[Exercise brief]: Find the string "Informationen" in the records. Copy each line that has it.

(Element data from apps and pages)
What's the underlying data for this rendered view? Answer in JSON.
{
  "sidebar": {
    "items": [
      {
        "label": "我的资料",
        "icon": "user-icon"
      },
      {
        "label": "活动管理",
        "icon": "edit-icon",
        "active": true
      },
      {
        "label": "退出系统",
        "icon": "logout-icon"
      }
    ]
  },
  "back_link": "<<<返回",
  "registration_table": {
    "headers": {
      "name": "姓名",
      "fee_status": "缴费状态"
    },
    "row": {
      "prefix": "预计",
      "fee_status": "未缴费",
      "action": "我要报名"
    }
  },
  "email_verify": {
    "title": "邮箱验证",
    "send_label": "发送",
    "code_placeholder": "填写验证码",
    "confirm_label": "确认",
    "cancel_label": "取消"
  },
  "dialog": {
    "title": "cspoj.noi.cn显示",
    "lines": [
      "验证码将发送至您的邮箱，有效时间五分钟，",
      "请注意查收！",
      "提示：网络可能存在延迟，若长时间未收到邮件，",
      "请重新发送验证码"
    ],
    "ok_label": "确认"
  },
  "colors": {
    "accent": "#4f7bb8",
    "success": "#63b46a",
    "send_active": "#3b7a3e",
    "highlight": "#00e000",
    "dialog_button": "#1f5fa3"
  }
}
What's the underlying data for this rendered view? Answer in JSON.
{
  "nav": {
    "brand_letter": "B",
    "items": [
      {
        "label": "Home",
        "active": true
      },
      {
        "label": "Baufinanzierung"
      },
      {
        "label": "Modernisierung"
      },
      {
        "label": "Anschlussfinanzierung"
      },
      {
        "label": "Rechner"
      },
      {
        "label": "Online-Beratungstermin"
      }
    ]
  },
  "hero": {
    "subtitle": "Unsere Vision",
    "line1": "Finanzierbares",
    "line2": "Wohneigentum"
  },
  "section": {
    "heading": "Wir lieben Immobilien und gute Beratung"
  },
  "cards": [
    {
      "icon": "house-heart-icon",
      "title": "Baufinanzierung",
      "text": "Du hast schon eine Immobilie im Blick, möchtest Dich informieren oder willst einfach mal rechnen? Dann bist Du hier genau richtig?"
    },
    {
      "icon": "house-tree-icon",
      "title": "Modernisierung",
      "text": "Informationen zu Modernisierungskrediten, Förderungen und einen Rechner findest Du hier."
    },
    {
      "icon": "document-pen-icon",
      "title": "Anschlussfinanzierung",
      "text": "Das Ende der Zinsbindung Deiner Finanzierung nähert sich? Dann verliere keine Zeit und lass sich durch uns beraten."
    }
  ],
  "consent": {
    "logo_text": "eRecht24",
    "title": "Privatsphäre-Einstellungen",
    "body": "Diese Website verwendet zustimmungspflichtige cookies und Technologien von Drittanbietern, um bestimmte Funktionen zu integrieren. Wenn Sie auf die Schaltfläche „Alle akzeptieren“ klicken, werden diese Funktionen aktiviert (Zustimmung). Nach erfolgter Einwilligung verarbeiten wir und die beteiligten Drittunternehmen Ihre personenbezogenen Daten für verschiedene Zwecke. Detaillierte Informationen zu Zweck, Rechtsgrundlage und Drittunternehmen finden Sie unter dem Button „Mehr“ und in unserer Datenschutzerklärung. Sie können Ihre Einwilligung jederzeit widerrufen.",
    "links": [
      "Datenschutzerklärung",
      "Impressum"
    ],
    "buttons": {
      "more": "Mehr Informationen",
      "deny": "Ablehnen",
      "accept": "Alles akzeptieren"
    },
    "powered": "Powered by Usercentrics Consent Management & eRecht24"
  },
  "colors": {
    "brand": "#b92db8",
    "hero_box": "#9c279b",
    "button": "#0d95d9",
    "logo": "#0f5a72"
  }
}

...

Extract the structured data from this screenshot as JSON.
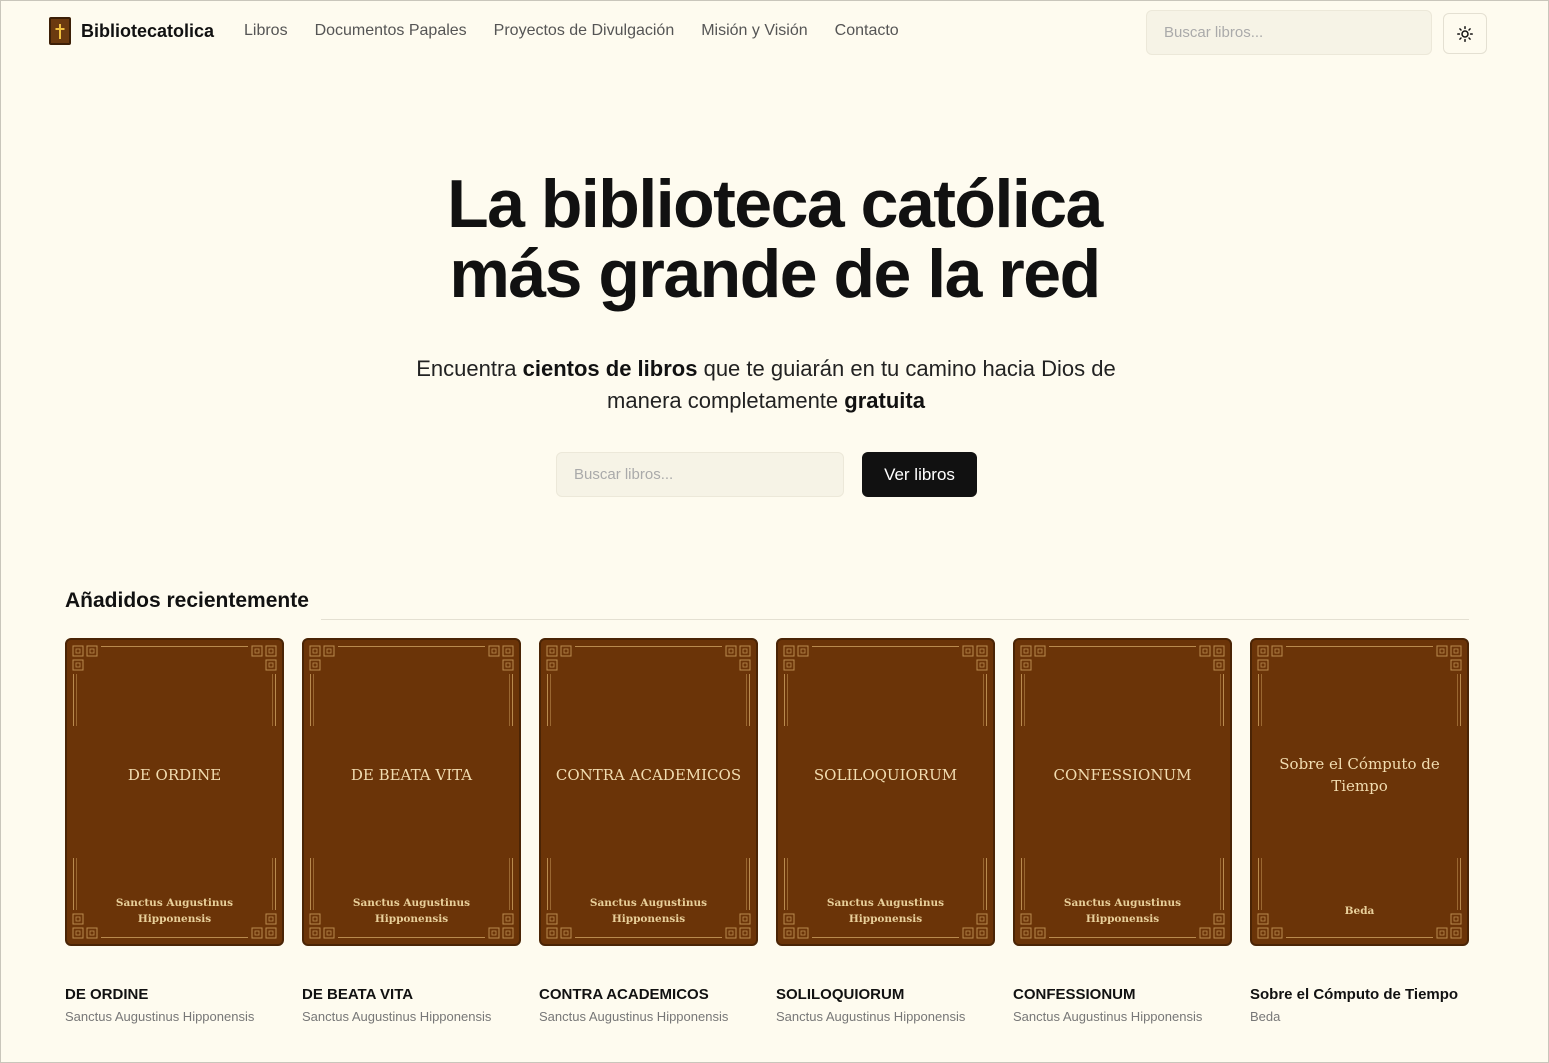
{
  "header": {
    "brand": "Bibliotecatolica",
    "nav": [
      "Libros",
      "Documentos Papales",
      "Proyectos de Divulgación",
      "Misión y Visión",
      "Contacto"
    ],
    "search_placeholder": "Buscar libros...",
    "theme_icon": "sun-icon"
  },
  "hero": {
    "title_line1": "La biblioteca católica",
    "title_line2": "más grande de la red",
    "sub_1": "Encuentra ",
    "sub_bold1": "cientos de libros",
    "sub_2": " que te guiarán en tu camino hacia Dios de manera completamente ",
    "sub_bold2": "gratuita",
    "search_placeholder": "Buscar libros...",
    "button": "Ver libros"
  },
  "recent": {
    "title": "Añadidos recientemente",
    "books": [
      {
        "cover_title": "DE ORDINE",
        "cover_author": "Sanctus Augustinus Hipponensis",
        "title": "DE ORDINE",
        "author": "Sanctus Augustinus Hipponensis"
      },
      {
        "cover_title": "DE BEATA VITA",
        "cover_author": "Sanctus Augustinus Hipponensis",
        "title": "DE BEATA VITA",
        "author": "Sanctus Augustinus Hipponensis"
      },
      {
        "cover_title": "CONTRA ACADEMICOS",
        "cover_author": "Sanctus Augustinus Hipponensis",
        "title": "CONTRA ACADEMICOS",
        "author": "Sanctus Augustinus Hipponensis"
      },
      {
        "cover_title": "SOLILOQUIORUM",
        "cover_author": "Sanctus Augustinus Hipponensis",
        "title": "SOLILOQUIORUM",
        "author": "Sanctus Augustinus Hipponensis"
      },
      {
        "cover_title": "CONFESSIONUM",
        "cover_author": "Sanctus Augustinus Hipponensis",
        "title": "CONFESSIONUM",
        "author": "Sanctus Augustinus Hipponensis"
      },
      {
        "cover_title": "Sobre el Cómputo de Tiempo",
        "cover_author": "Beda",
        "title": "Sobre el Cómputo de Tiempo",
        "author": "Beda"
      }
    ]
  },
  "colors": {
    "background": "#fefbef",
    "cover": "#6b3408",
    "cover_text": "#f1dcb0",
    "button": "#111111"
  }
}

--

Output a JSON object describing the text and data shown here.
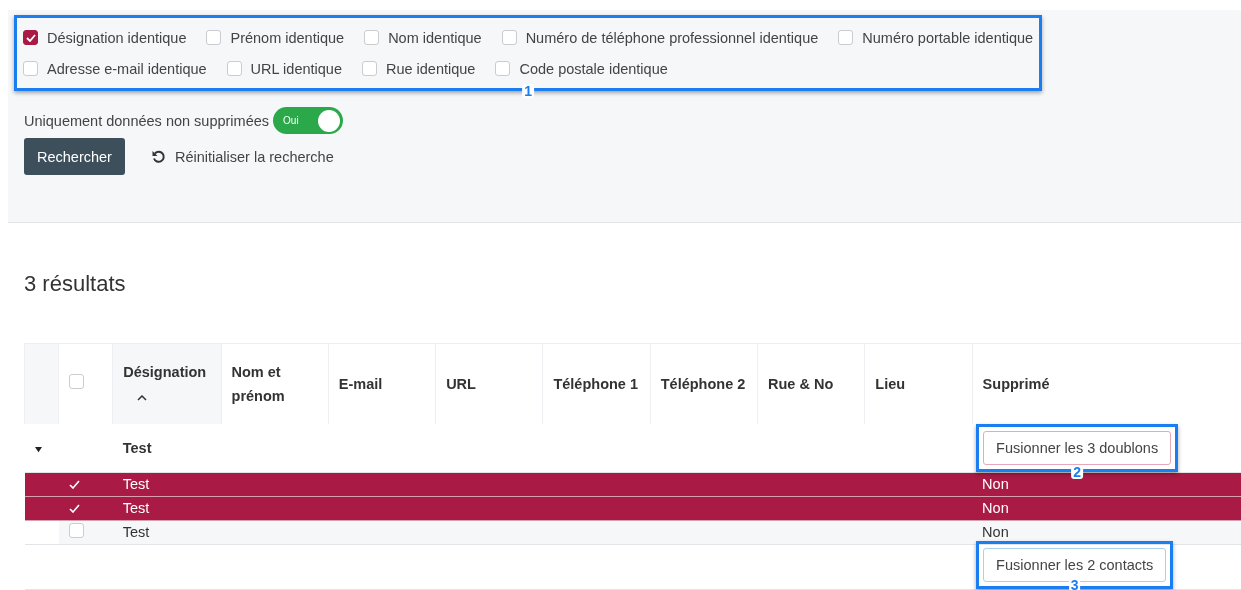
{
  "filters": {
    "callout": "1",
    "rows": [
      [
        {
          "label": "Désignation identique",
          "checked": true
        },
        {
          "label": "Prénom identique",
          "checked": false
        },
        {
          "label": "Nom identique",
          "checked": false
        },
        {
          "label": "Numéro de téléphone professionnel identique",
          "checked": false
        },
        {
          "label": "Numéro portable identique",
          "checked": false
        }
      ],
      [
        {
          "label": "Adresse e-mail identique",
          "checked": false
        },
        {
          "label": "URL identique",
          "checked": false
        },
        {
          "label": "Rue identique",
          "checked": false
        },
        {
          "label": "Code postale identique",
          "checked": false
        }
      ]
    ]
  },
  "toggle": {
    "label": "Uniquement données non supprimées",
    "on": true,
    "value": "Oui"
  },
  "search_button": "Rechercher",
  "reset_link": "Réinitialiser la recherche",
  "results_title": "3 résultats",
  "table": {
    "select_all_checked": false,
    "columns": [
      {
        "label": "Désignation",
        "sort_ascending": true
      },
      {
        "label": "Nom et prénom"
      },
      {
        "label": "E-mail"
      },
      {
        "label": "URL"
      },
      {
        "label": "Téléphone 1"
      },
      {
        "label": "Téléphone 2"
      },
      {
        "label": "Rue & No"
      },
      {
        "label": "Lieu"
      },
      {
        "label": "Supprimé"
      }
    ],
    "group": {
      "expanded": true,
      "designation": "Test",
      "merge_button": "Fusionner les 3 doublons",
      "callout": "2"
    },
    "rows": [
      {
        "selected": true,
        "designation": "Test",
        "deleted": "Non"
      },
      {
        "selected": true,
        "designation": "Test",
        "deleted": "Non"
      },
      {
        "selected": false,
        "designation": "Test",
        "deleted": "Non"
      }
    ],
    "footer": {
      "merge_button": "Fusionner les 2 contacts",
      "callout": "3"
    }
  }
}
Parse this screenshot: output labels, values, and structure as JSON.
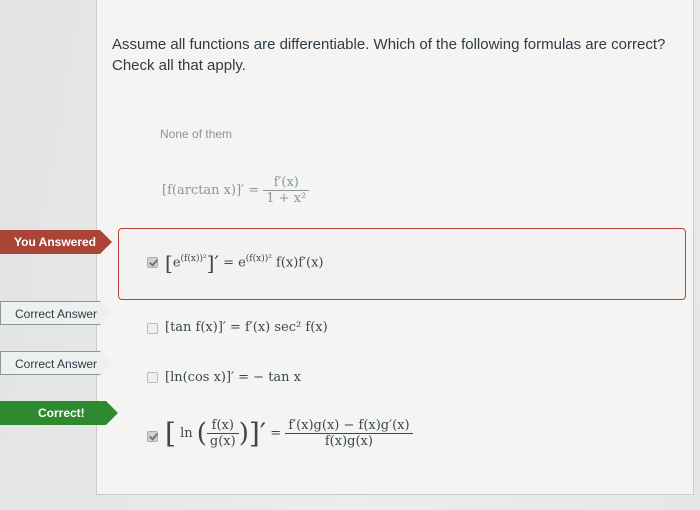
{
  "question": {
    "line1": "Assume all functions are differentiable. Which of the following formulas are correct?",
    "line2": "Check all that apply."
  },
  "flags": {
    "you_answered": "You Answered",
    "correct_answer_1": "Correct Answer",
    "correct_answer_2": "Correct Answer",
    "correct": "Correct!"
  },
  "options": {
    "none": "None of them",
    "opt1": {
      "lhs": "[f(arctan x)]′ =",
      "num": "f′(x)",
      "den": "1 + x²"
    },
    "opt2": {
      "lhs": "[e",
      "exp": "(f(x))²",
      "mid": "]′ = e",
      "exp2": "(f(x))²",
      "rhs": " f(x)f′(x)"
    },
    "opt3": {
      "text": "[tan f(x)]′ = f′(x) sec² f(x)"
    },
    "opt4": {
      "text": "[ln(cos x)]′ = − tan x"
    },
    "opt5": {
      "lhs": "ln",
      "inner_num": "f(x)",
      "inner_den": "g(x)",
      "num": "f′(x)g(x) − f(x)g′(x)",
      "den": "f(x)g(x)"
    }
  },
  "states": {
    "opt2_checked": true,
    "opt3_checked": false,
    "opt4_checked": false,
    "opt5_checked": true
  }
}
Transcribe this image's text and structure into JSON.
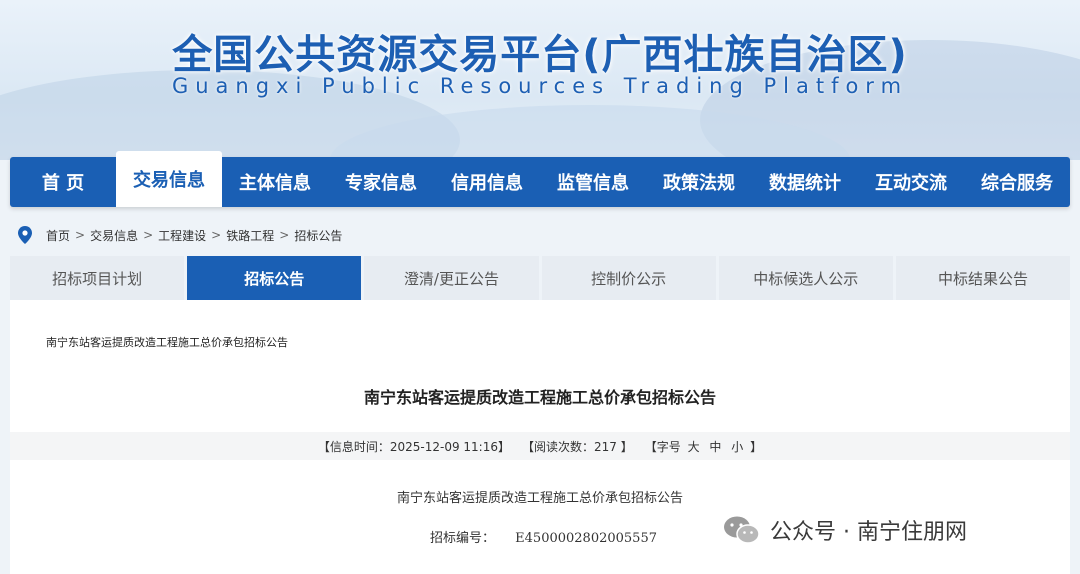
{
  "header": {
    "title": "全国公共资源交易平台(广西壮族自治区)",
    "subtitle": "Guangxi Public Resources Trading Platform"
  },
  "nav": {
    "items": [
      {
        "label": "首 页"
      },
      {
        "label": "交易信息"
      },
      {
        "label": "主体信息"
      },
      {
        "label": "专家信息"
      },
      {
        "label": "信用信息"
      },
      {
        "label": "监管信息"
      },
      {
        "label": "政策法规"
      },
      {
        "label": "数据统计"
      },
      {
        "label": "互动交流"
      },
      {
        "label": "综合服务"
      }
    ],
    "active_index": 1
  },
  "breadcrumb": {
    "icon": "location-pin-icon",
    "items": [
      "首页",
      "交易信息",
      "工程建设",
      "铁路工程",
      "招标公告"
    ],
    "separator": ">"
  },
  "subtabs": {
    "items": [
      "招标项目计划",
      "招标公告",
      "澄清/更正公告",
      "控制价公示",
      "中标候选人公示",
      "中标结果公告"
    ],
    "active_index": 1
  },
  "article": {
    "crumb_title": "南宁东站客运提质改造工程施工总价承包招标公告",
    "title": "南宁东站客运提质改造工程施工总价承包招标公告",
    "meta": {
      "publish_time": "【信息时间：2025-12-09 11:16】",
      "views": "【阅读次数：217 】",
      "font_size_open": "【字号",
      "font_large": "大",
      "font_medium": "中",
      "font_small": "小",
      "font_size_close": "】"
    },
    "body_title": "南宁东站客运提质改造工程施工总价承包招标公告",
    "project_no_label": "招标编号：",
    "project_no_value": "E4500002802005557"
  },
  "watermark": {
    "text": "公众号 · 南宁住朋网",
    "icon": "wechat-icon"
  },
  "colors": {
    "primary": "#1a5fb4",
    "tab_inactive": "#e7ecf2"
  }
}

[Response]:
      "text": "Informationen zu Modernisierungskrediten, Förderungen und einen Rechner findest Du hier."
    "body": "Diese Website verwendet zustimmungspflichtige cookies und Technologien von Drittanbietern, um bestimmte Funktionen zu integrieren. Wenn Sie auf die Schaltfläche „Alle akzeptieren“ klicken, werden diese Funktionen aktiviert (Zustimmung). Nach erfolgter Einwilligung verarbeiten wir und die beteiligten Drittunternehmen Ihre personenbezogenen Daten für verschiedene Zwecke. Detaillierte Informationen zu Zweck, Rechtsgrundlage und Drittunternehmen finden Sie unter dem Button „Mehr“ und in unserer Datenschutzerklärung. Sie können Ihre Einwilligung jederzeit widerrufen.",
      "more": "Mehr Informationen",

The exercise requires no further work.